“I think it’ll work. Yes, by Jove! What a splendid idea!” He reaches over the table to shake Vetfaan’s hand. “Now where do I find this little miss Sheppard? Do we really have to go to Rolbos? It sounds like a waste of time. She could have come here with you.” A slight note of irritation creeps into his almost-girlish voice.

“You have to see the Kalahari for yourself, sir.” Vetfaan quickly found out he has to treat the tycoon like he does his prize ram: make him feel important, and you get the best production out of that sheep. “Books and videos will never give you the feeling of the area. There’s a beauty in the silence and the emptiness you have to experience first-hand. It’ll help you understand.”

“Right oh, then. Lead on, McDuff.”


Sally Sheppard listens with an open mouth to Featherbosom’s speech.

“You…you can’t be serious. There’s no money in this. It’s impossible…”

“My dear miss Sheppard – I am serious. You’re right about the money. And I assure you it’s not only possible, but you’re going to make it happen. After this man,” he seems to find it hard to refer to Vetfaan by his name, “explained to me how you planned to make a fool out of my daughter, I’m sure you’ll do your best to try and keep me involved in your little TV show. I’m also sure you’ll cooperate if I told you I’ll increase your budget to accommodate this…impossibility you just mentioned.”

He gets up without waiting for her answer. “Now, if you’ll be so kind to excuse me, my friend here,” he inclines his head towards Vetfaan, “wants to show me a bit of the desert. Then I’ll retire to the presidential suite at the Oasis Casino, where I’ll refresh my tired body with a hot bath and a proper meal. Tomorrow I’ll fly back. I’ll expect you to start work on this immediately. I hold you personally responsible. Hire an extra team if you want. Goodbye.”

Vetfaan accompanies the wealthy tycoon as he leaves Boggel’s Place. He can’t help but look back at the ashen face of Sally Sheppard, who has slumped forward on the little table. She hasn’t even touched the Cactus in front of her.

“I really enjoyed that,” Featherbosom whispers as they get into the old Ford pickup. Two minutes later he says it’s a crime the vehicle has no air-conditioning. Vetfaan opens his window without a word.
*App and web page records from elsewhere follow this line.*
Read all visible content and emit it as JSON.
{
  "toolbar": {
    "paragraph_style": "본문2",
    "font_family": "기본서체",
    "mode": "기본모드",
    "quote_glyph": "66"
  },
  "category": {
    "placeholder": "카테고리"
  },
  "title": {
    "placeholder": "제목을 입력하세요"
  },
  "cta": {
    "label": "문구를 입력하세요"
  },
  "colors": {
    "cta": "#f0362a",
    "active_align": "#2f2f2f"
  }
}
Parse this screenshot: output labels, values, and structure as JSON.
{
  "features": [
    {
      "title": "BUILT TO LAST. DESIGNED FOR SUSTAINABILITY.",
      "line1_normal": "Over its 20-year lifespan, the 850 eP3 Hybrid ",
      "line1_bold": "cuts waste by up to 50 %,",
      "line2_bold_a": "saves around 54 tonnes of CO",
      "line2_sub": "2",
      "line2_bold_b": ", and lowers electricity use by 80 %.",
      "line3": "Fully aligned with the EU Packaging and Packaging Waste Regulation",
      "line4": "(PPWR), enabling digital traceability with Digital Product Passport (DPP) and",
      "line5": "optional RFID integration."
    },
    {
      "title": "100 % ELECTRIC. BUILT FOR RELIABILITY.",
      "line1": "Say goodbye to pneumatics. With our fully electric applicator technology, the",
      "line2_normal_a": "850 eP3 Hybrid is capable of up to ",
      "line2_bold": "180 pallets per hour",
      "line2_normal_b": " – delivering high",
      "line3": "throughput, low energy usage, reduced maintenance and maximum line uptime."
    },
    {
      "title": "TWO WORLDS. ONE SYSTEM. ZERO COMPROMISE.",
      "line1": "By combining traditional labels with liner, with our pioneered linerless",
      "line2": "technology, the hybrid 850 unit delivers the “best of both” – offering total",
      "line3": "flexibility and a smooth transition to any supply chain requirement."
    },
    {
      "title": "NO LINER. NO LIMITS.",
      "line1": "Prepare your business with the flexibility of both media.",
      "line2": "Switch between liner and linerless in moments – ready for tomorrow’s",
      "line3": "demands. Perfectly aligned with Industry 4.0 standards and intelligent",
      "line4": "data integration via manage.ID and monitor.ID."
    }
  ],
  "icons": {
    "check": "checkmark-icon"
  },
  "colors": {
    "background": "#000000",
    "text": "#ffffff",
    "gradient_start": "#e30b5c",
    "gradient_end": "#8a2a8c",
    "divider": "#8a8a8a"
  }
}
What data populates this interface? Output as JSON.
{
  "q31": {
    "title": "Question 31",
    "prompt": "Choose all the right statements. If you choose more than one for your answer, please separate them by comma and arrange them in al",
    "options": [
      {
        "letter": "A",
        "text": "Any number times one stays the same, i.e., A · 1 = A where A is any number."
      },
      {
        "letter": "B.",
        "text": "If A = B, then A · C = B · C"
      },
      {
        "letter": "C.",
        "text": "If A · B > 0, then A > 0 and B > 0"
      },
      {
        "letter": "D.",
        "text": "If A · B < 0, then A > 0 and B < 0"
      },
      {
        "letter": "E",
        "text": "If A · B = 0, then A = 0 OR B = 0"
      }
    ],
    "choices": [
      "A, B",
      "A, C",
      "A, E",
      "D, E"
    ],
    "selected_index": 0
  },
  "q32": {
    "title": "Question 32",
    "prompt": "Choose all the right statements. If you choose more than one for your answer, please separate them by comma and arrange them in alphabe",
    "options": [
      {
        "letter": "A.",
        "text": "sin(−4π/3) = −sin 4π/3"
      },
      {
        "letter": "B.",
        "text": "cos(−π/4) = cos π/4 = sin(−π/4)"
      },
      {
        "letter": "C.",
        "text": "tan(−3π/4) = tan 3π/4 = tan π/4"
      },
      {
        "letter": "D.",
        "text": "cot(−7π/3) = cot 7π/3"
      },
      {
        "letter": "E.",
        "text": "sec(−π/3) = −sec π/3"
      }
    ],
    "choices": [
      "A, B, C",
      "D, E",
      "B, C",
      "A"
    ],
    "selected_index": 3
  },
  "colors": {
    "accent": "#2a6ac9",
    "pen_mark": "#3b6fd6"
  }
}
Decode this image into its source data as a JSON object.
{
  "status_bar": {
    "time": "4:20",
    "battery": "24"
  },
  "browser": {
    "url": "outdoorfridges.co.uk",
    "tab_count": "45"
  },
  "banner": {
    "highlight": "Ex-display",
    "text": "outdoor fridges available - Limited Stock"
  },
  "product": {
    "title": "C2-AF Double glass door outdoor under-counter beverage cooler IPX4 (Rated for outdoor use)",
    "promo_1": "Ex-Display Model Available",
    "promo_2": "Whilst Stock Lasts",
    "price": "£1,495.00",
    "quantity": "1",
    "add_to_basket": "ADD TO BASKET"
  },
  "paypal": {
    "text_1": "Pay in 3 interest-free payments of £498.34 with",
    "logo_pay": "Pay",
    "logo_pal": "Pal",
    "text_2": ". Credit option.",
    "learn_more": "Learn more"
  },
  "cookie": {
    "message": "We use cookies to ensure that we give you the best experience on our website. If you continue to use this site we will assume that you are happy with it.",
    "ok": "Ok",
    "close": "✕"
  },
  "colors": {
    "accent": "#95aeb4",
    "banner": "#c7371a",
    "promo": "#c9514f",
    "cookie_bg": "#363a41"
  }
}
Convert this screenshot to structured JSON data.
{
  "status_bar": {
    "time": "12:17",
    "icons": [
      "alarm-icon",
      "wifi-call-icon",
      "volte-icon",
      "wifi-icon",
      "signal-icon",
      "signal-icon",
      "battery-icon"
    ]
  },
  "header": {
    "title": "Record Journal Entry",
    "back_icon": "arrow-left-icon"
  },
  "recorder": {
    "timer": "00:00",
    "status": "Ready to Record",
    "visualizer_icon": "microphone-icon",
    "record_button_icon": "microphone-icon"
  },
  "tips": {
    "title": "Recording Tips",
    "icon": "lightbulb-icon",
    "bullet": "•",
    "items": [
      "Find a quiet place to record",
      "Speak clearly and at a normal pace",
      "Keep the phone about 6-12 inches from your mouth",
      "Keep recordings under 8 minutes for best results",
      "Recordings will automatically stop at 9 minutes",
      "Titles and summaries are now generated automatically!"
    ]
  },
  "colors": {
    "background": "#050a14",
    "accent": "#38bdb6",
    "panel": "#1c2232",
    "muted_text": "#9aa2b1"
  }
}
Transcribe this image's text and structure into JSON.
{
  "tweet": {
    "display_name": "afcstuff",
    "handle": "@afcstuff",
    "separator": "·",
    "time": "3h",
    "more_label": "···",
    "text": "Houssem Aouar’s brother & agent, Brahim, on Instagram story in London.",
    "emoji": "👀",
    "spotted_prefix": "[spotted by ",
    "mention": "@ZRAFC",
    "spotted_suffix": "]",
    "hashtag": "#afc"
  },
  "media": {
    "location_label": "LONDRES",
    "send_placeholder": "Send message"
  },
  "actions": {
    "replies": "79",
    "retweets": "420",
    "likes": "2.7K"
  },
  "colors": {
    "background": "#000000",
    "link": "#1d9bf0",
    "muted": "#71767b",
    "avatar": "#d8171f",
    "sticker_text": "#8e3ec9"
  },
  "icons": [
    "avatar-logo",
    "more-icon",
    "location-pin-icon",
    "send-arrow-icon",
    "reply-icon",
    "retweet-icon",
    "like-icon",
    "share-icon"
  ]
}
This time, Featherbosom’s smile is geniune…

Back in the bar, Shirley-the-Basset cuddles up in a small bundle behind Fred, on the cushion beneath the counter. If everything works out fine, Sally won’t see her there.

(To be continued…)